Artist Yulia Brodskaya creates elegant handmade and very detailed paper illustrations. She cuts strips of paper, and folds, cuts, and spirals the strips, adhering them by gluing the edge. Originally from Moscow, she now lives with her family outside of London. She mentioned that her family only speaks Russian in their home, but I think she did very well going out of her comfort zone and talking English with me. Yulia has done over 200 paper art commissions, including a logo for Wimbledon and the packaging for Issey Miyake cologne. Lately she’s been making paper portraits, using many colors and paper shapes to get the skin tone just right. She’s also published a book called Painting with Paper: Paper on the Edge.
Listen here or download from Apple Podcasts, Spotify, Google Podcasts, CastBox, Overcast, iHeartRadio, Amazon podcasts, or Stitcher.
Yulia’s website is artyulia.co.uk or artyulia.com
On Instagram, she is @yulia_brodskaya_artyulia
And on Facebook, just search for Yulia Brodskaya.
Go to her website to find where you can purchase her book — Painting with Paper: Paper on the Edge.
Here are some great takeaways from our conversation:
- Experiment with different methods with your art. You don’t have to make art in any traditional way, and you don’t have to follow any rules. The more art you make, the more experimenting you can do so that you’ll develop new methods for your unique style.

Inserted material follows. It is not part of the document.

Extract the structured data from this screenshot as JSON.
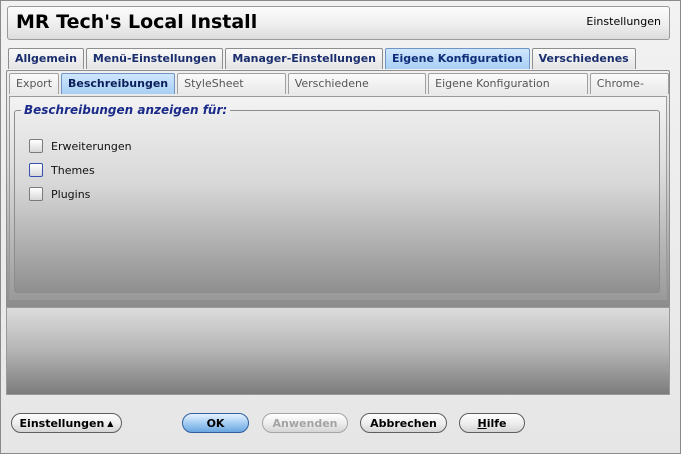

- There are many art styles where you can’t blend colors together, like you would with painting or pastels. Jewelry is one, and Yulia’s paper art is another. You can still get a blended color result by placing colors side by side and letting them work off one another.
- Yulia has discovered that if she pours out some glue so that it air dries a little bit, when she uses it for her paper, it will dry quicker. I’ve seen painters do that as well: They pour out paint and let it dry a little so it gets thicker and will go on more like a 3D paint.
- A lot of artists get noticed when they post photos of their art on Instagram or Pinterest. If you think your art needs to be seen in person in order to be appreciated, you may want to do what Yulia did. She sent samples of her work to different companies, and that’s how she got her first commissions.
- If you have considered writing a book about your art, don’t think it has to be a how-to book. Yulia’s book tells how she discovered this art method, how it’s evolved, and how you can find your own creative voice.
- There are many ways you can show process videos on Instagram or your website. You could combine photos that show your artwork at different stages, or videos where you’re working on a key point in the art. Mix it up to keep your feed interesting.
- Inspiration simply means that you saw something and you took an idea from it. Add your own magic to a technique, a color, or a design that you see. The result will be something new that is truly your creation.